■ Task requirements:
From the material below, copy every line in which the word "heart" occurs.

■ Extracted material:
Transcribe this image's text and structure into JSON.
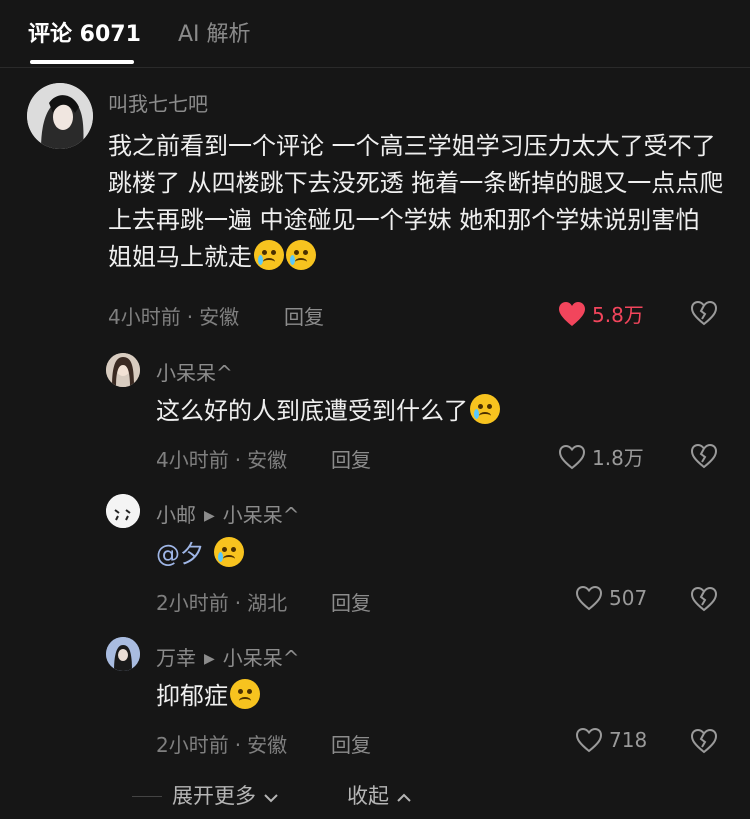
{
  "tabs": {
    "comments": "评论 6071",
    "ai": "AI 解析"
  },
  "main_comment": {
    "user": "叫我七七吧",
    "text": "我之前看到一个评论 一个高三学姐学习压力太大了受不了跳楼了 从四楼跳下去没死透 拖着一条断掉的腿又一点点爬上去再跳一遍 中途碰见一个学妹 她和那个学妹说别害怕 姐姐马上就走",
    "time": "4小时前",
    "location": "安徽",
    "reply": "回复",
    "likes": "5.8万"
  },
  "replies": [
    {
      "user": "小呆呆^",
      "reply_to": "",
      "text": "这么好的人到底遭受到什么了",
      "time": "4小时前",
      "location": "安徽",
      "reply": "回复",
      "likes": "1.8万"
    },
    {
      "user": "小邮",
      "reply_to": "小呆呆^",
      "text": "@夕",
      "time": "2小时前",
      "location": "湖北",
      "reply": "回复",
      "likes": "507"
    },
    {
      "user": "万幸",
      "reply_to": "小呆呆^",
      "text": "抑郁症",
      "time": "2小时前",
      "location": "安徽",
      "reply": "回复",
      "likes": "718"
    }
  ],
  "footer": {
    "expand": "展开更多",
    "collapse": "收起"
  },
  "colors": {
    "liked": "#f2455c",
    "background": "#161616"
  },
  "icons": [
    "heart-icon",
    "heart-filled-icon",
    "broken-heart-icon",
    "chevron-down-icon",
    "chevron-up-icon"
  ]
}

■ Reply:
    "heart-icon",
    "heart-filled-icon",
    "broken-heart-icon",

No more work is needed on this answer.